I absolutely get why Trump is frustrated with the war in Afghanistan.  The Taliban, even if they are more fragmented than we tend to appreciate, are doing quite well, and the Afghanistan government is not performing well despite the departure of Karzai.  When Obama spent much of 2009 considering whether to surge or not, I was most ambivalent for many reasons.  Was Afghanistan similar enough to Iraq (where the surge seemed to work)? Wasn't the primary challenge political and not military?

So, I see where Trump is coming from.  Of course, his reasoning and his analogies are flawed (Afghanistan ain't a restaurant).  And that gets to the big problem now: he is uniquely unsuited to come up with an alternative policy.  He has a short attention span and hates to listen to bad news.  Afghanistan requires focus and a willingness to see both progress and falling backwards.  Trump has allowed/encouraged Tillerson to gut State, when, again, the primary challenge in Afghanistan is political: not just about improving governance by Ghani and his administration but also figuring how to negotiate with the Taliban AND how to get the various outside actors (Pakistan primarily but also Russia, China, Iran and India) to coordinate enough to provide a conducive environment. 

I have no idea if General Nicholson should be fired.  I do know that replacing generals every year or so has not been good for the war effort as each one has a different strategy.  This means that no strategy is really ever implemented fully, that the folks in the ground get whipsawed by the changes in rules and priorities. 

On the other hand, Mattis arguing that we are losing because we do not have the right strategy may seem to miss the point.  As a former general, he sees the key to winning and losing to be about getting the right strategy--the right set of plans that have various lines of effort coordinated to reach a desired endstate (yep, that is how they speak).  Endstate means goal or final desired outcome.  But is it about picking the right set of plans?  Or is it that we outsiders have, dare I say it, limited influence?  That the actors on the ground have more at stake, longer time horizons, and more influence? 

Whatever strategy the US and its allies choose, the folks on the ground will be deciding whether to bet their lives on the Afghan government, on the Taliban or on staying on the fence.  It is not clear that we can affect those decisions that much.  We didn't influence them that much when there were more than a hundred thousand troops on the ground, so why expect more influence now.  Indeed, Jason Lyall's work seems to suggest that we are damned no matter what we do. The outsiders get blamed for what the Taliban does.  Oh crap.
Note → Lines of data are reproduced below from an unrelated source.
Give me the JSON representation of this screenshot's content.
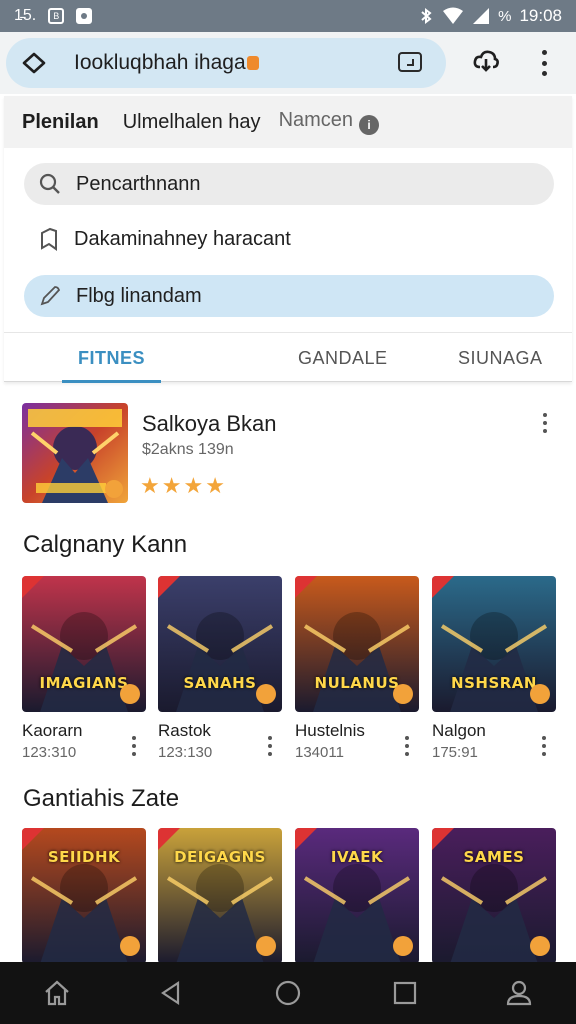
{
  "status_bar": {
    "time_left": "1̵5.",
    "clock": "19:08",
    "icons": [
      "notification-box-icon",
      "media-icon",
      "bluetooth-icon",
      "wifi-icon",
      "signal-icon",
      "battery-icon"
    ]
  },
  "url_bar": {
    "url": "Iookluqbhah ihaga"
  },
  "menu": {
    "headers": [
      "Plenilan",
      "Ulmelhalen hay",
      "Namcen"
    ],
    "search_label": "Pencarthnann",
    "bookmark_label": "Dakaminahney haracant",
    "edit_label": "Flbg linandam"
  },
  "tabs": [
    "FITNES",
    "GANDALE",
    "SIUNAGA"
  ],
  "featured": {
    "title": "Salkoya Bkan",
    "subtitle": "$2akns 139n",
    "rating": 4
  },
  "sections": [
    {
      "title": "Calgnany Kann",
      "games": [
        {
          "name": "Kaorarn",
          "meta": "123:310",
          "art_text": "IMAGIANS",
          "palette": "#c0344b"
        },
        {
          "name": "Rastok",
          "meta": "123:130",
          "art_text": "SANAHS",
          "palette": "#3b3f6b"
        },
        {
          "name": "Hustelnis",
          "meta": "134011",
          "art_text": "NULANUS",
          "palette": "#c85a1c"
        },
        {
          "name": "Nalgon",
          "meta": "175:91",
          "art_text": "NSHSRAN",
          "palette": "#2b6a8a"
        }
      ]
    },
    {
      "title": "Gantiahis Zate",
      "games": [
        {
          "art_text": "SEIIDHK",
          "palette": "#b5491e"
        },
        {
          "art_text": "DEIGAGNS",
          "palette": "#c9a23a"
        },
        {
          "art_text": "IVAEK",
          "palette": "#5a2a7d"
        },
        {
          "art_text": "SAMES",
          "palette": "#4a1e5c"
        }
      ]
    }
  ],
  "colors": {
    "accent": "#3b8fc1",
    "star": "#f3a53a",
    "status_bar": "#6e7a86",
    "nav_bar": "#121212"
  }
}
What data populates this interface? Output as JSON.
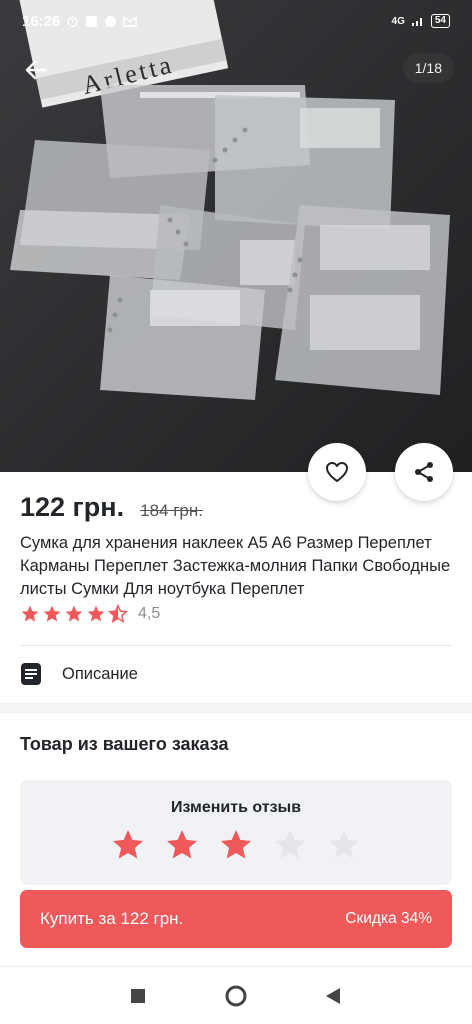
{
  "status_bar": {
    "time": "16:26",
    "network": "4G",
    "battery": "54"
  },
  "gallery": {
    "counter": "1/18",
    "box_text": "Arletta"
  },
  "product": {
    "price": "122 грн.",
    "old_price": "184 грн.",
    "title": "Сумка для хранения наклеек A5 A6 Размер Переплет Карманы Переплет Застежка-молния Папки Свободные листы Сумки Для ноутбука Переплет",
    "rating_value": "4,5",
    "rating_score": 4.5,
    "rating_max": 5
  },
  "description": {
    "label": "Описание"
  },
  "order_section": {
    "title": "Товар из вашего заказа",
    "review_label": "Изменить отзыв",
    "user_rating": 3,
    "max_rating": 5
  },
  "buy": {
    "label": "Купить за 122 грн.",
    "discount": "Скидка 34%"
  },
  "colors": {
    "accent": "#f0595a",
    "star_filled": "#f0595a",
    "star_empty": "#e4e6ea",
    "text": "#22262b"
  },
  "icons": {
    "back": "arrow-left-icon",
    "favorite": "heart-icon",
    "share": "share-icon",
    "description": "document-icon",
    "nav_recent": "square-icon",
    "nav_home": "circle-icon",
    "nav_back": "triangle-icon"
  }
}
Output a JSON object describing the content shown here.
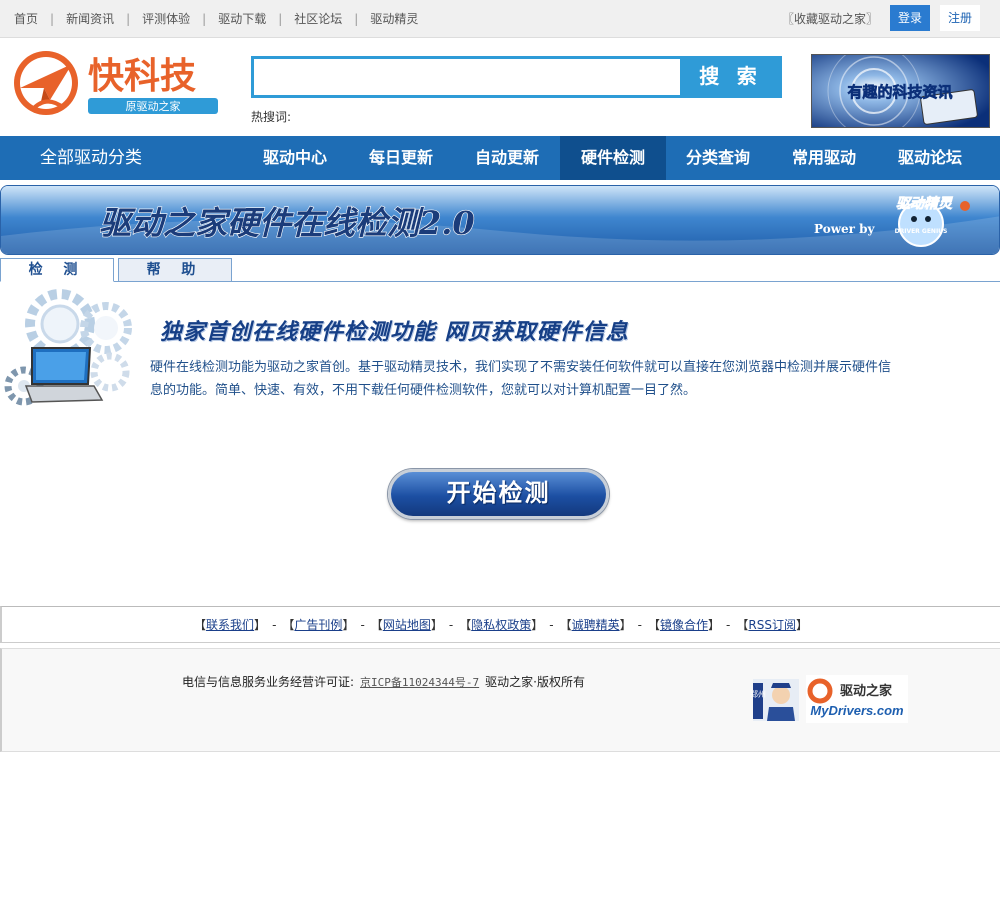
{
  "topbar": {
    "nav": [
      "首页",
      "新闻资讯",
      "评测体验",
      "驱动下载",
      "社区论坛",
      "驱动精灵"
    ],
    "favorite": "〖收藏驱动之家〗",
    "login": "登录",
    "register": "注册"
  },
  "header": {
    "logo_text": "快科技",
    "logo_sub": "原驱动之家",
    "search_button": "搜 索",
    "search_value": "",
    "hotwords_label": "热搜词:",
    "ad_text": "有趣的科技资讯"
  },
  "mainnav": {
    "all_categories": "全部驱动分类",
    "items": [
      "驱动中心",
      "每日更新",
      "自动更新",
      "硬件检测",
      "分类查询",
      "常用驱动",
      "驱动论坛"
    ],
    "active": "硬件检测"
  },
  "banner": {
    "title": "驱动之家硬件在线检测2.0",
    "power_by": "Power by",
    "brand": "驱动精灵",
    "brand_en": "DRIVER GENIUS"
  },
  "tabs": [
    "检 测",
    "帮 助"
  ],
  "content": {
    "title": "独家首创在线硬件检测功能  网页获取硬件信息",
    "description": "硬件在线检测功能为驱动之家首创。基于驱动精灵技术，我们实现了不需安装任何软件就可以直接在您浏览器中检测并展示硬件信息的功能。简单、快速、有效，不用下载任何硬件检测软件，您就可以对计算机配置一目了然。",
    "start_button": "开始检测"
  },
  "footer": {
    "links": [
      "联系我们",
      "广告刊例",
      "网站地图",
      "隐私权政策",
      "诚聘精英",
      "镜像合作",
      "RSS订阅"
    ],
    "license_label": "电信与信息服务业务经营许可证:",
    "icp": "京ICP备11024344号-7",
    "copyright": "驱动之家·版权所有",
    "police_text": "郑州",
    "mydrivers_cn": "驱动之家",
    "mydrivers_en": "MyDrivers.com"
  },
  "colors": {
    "nav_blue": "#1e6db5",
    "nav_active": "#0f4f8e",
    "search_blue": "#2f9bd7",
    "logo_orange": "#e8622a"
  }
}
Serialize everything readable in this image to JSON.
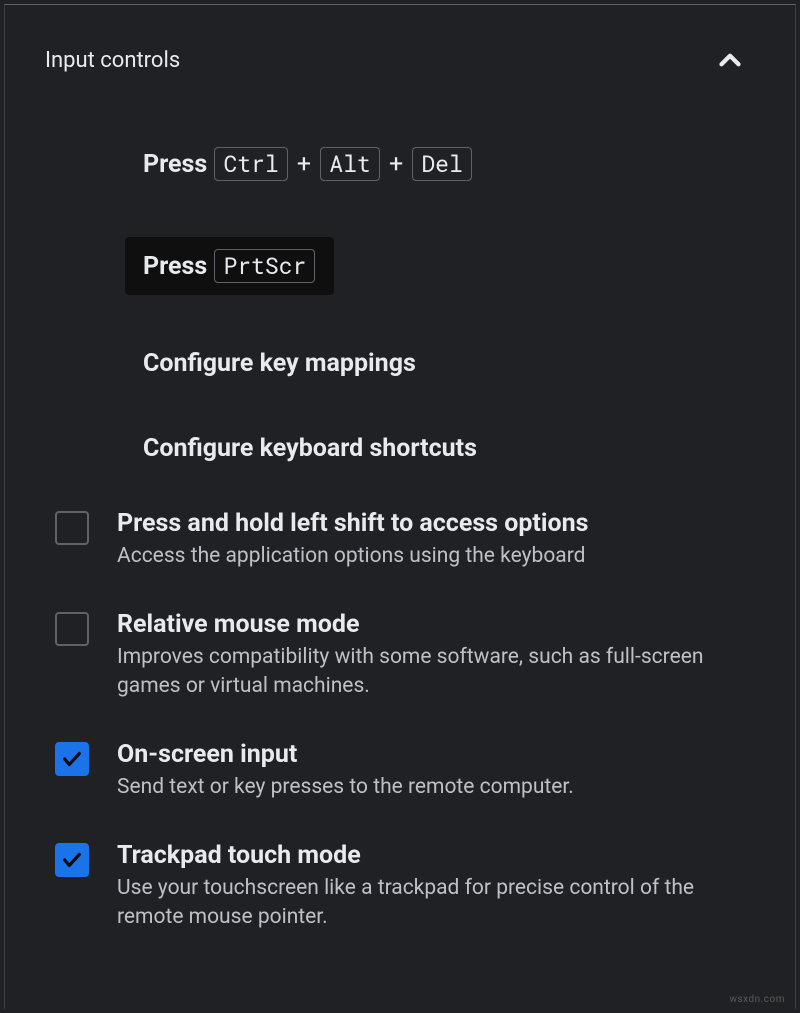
{
  "section": {
    "title": "Input controls"
  },
  "actions": {
    "press_label": "Press",
    "plus": "+",
    "ctrl": "Ctrl",
    "alt": "Alt",
    "del": "Del",
    "prtscr": "PrtScr",
    "configure_keys": "Configure key mappings",
    "configure_shortcuts": "Configure keyboard shortcuts"
  },
  "options": [
    {
      "title": "Press and hold left shift to access options",
      "desc": "Access the application options using the keyboard",
      "checked": false
    },
    {
      "title": "Relative mouse mode",
      "desc": "Improves compatibility with some software, such as full-screen games or virtual machines.",
      "checked": false
    },
    {
      "title": "On-screen input",
      "desc": "Send text or key presses to the remote computer.",
      "checked": true
    },
    {
      "title": "Trackpad touch mode",
      "desc": "Use your touchscreen like a trackpad for precise control of the remote mouse pointer.",
      "checked": true
    }
  ],
  "watermark": "wsxdn.com"
}
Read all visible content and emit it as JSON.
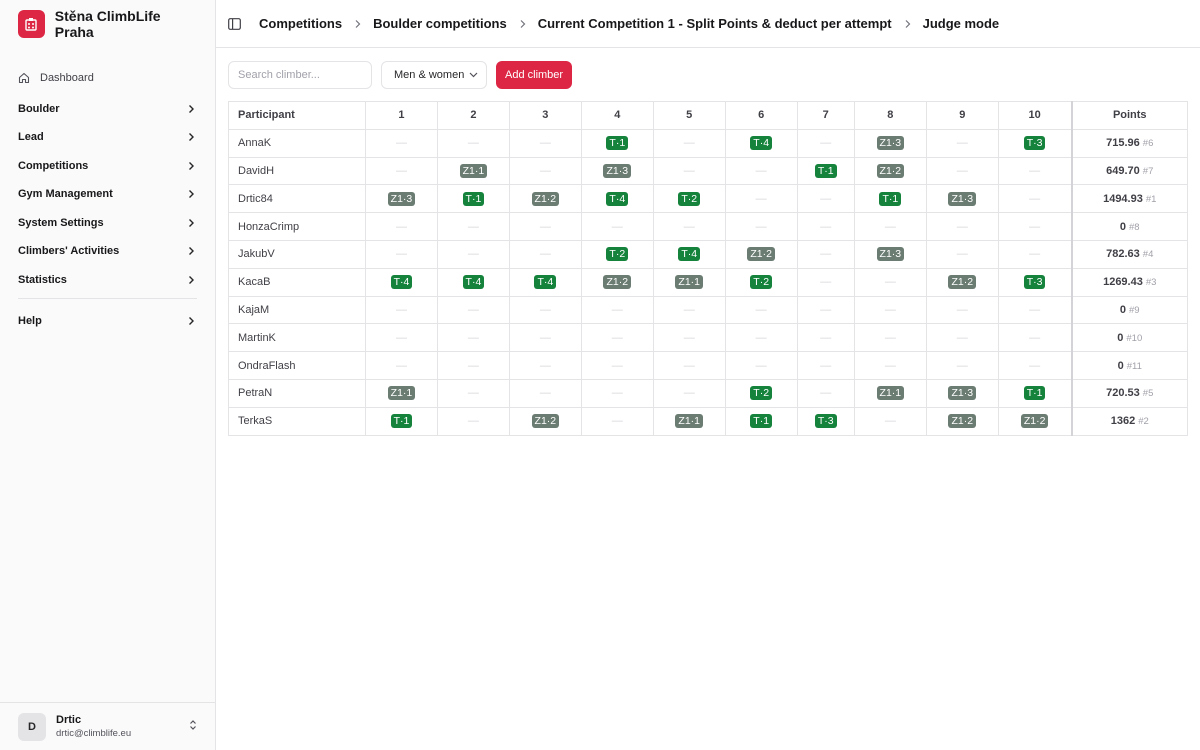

Until we have some humility about what the outsiders can do, no strategy is going to be "the right strategy."  So, yeah, Trump should be frustrated.  But he lacks the capacity to think long and hard and reality-based.  Thus, I don't expect a significant improvement.  Perhaps he will call for the end to the US effort there, but addressing that is a blog post for another day.